Leaving Territories to the Taliban is Suspicious

Heavy and decisive battles for peace and war in Afghanistan are in full swing these days. The issue of concern among all this is the withdrawal of government forces from areas, military camps, and districts. There is no doubt that the army and the forces that are at the forefront are showing unforgivable courage. The subsequent fall of the districts may be a long-term military ploy or tactic, but the consequences are severe for the government. At least one local official in Badghis province has claimed that some military bases and pro-government forces were evacuated in a “treacherous conspiracy”. Army forces successfully defended government-controlled territory during May, when Taliban attacks on government positions escalated. However, the collapse of districts and the security force’s bases reinforces it being “suspicius”, according to some officials.

Some of the government forces’ retreats may have been tactical, aimed at preventing civilian, army and police casualties, but Badghis Governor Hussam Shams has claimed that “treacherous conspiracies” were also involved in handing over territory to the Taliban. In some areas, government forces have even been reported to have withdrawn from district centers without heavy fighting. It has also happened in places where government forces have been forced to retreat after a long siege, which denies the withdrawal to be tactical. In some areas, it has happened that groups have appeared in the role of “tribe elders” to facilitate the surrender of major military bases to the Taliban, and thus the major centers have been handed over to the Taliban without any problems. Considering that withdrawing from some military bases and districts may be a military trick, but given the Taliban’s long-term “conquering” method at the start of the third round of talks, more attention needs to be paid. In addition, the psychological warfare waged by the Taliban with the narrative of “conquering” and the cold-bloodedness in the think tanks of Afghanistan’s war-torn institutions could seriously damage the morale of the soldiers on the front lines of the war. Some videotapes have also become popular in recent months, with the local Taliban commander calling the local army and government officials at the camps and demanding their surrender. In these tapes, the response of the security forces is decisive for the Taliban.
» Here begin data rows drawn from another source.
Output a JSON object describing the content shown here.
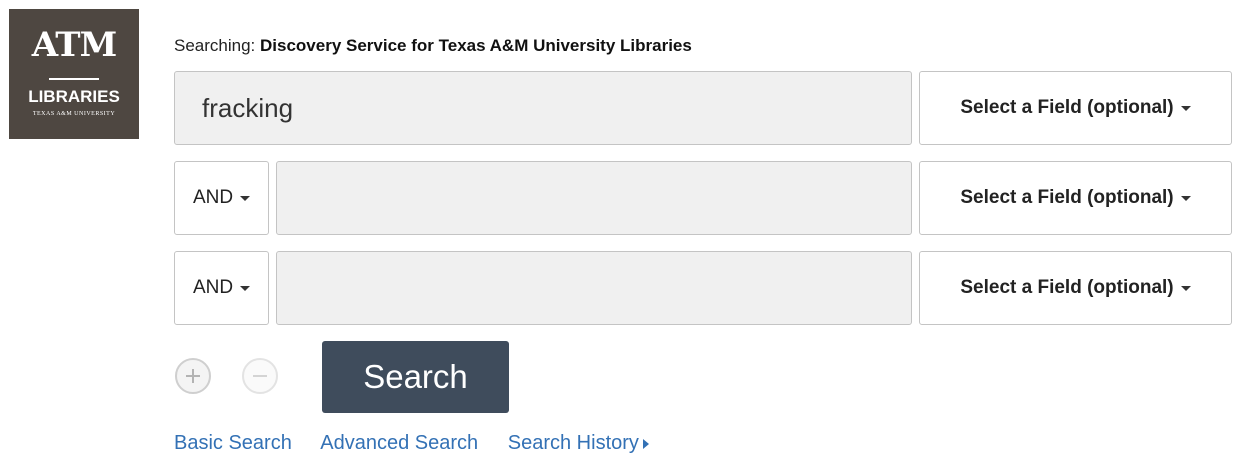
{
  "logo": {
    "mark": "ATM",
    "title": "LIBRARIES",
    "subtitle": "TEXAS A&M UNIVERSITY"
  },
  "searching": {
    "prefix": "Searching:",
    "target": "Discovery Service for Texas A&M University Libraries"
  },
  "rows": [
    {
      "value": "fracking",
      "field": "Select a Field (optional)"
    },
    {
      "operator": "AND",
      "value": "",
      "field": "Select a Field (optional)"
    },
    {
      "operator": "AND",
      "value": "",
      "field": "Select a Field (optional)"
    }
  ],
  "search_button": "Search",
  "links": {
    "basic": "Basic Search",
    "advanced": "Advanced Search",
    "history": "Search History"
  },
  "colors": {
    "logo_bg": "#4e4741",
    "button_bg": "#3f4c5c",
    "link": "#3371b5",
    "input_bg": "#f0f0f0"
  }
}
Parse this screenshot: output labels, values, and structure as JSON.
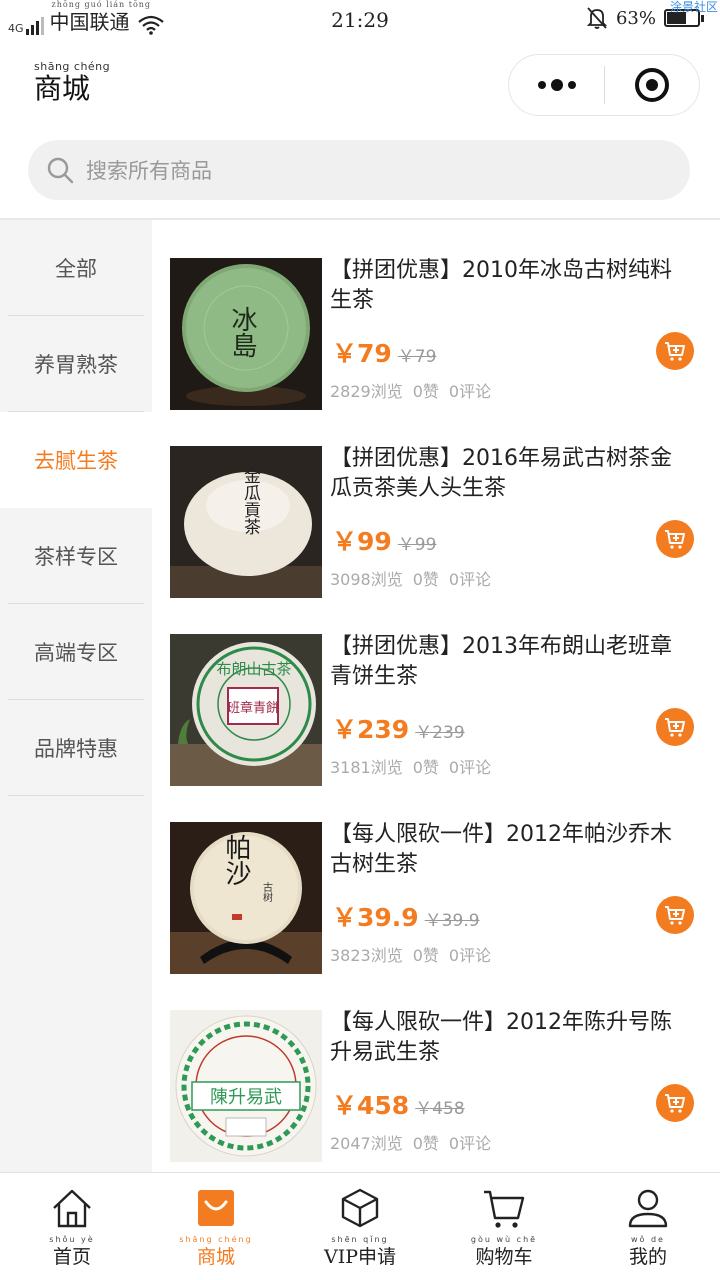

The practice of “tactical retreat” will not be useful in the long run while the international forces are completing the withdrawal process, especially when it is not properly managed or at least the logic behind the retreat is not clearly explained to the people and the front line forces. While handing over military bases may be a “tactic”, it has happened in many cases that battlefield forces, after long periods of being under seige have been forced to hand over areas and positions, which shows the weak management at the core of Afghanistan’s war leadership.

Given these cases, the “suspicion” of leaving some territories behind needs to be taken seriously. The war is raging more in the north and northeast of the country these days. One reason for this could be the suppression of the Taliban in the east and south but another reason may be that security threats in the north of the country are not taken seriously. The Taliban’s attack on the evening of May 24th to seize the city of Mehtarlam Laghman was pursued seriously by the Ministry of National Defense, and Chief of Staff Mohammad Yasin Zia came to the battlefield to manage the war. The Taliban, who had previously captured Dawlatshah district of Laghman, suffered heavy losses in Mehtarlam and Alishing and Alingar districts. But the attitude of government officials towards the situation in Sar-e-Pul province, which has been under heavy siege for some time, is an indication of a double standard. The capture of Dawlatshah district in the way it was reported is also suspicious. Some have seriously claimed that a number of “tribe elders and mediators” have prepared the ground for the fall of the district. In the same way, Doaab district of Nuristan province was handed over to the Taliban through the mediation of “tribe elders” after some clashes.

Government forces have retreated from nearly 20 districts in the past two months, but the Taliban claim to have taken control of the districts by launching offensive attacks. While the government has not yet made clear to the people the need and rationale for evacuating districts, the expansion of Taliban territory, which means limiting the government’s geography, has strengthened the Taliban’s “narrative of conquest.” This issue has become a serious concern of the people.

The Afghan government, as it ought to provide the people with mental and physical peace, needs to prove to the world during the withdrawal of international forces and beyond that, as a government in power, it is reliable and that it can defend itself against subversive groups such as the Taliban. It is a firm belief that peace in Afghanistan goes beyond the battlefields, and the party that has the upper hand on the battlefield will have the power to persuade the other side and impose its demands at the negotiating table. In this regard, the government and security agencies must prevent the collpase of districts and, in parallel with managing battlefields and strengthening their defensive positions, also shield themselves against the Taliban’s widespread psychological warfare and their propaganda.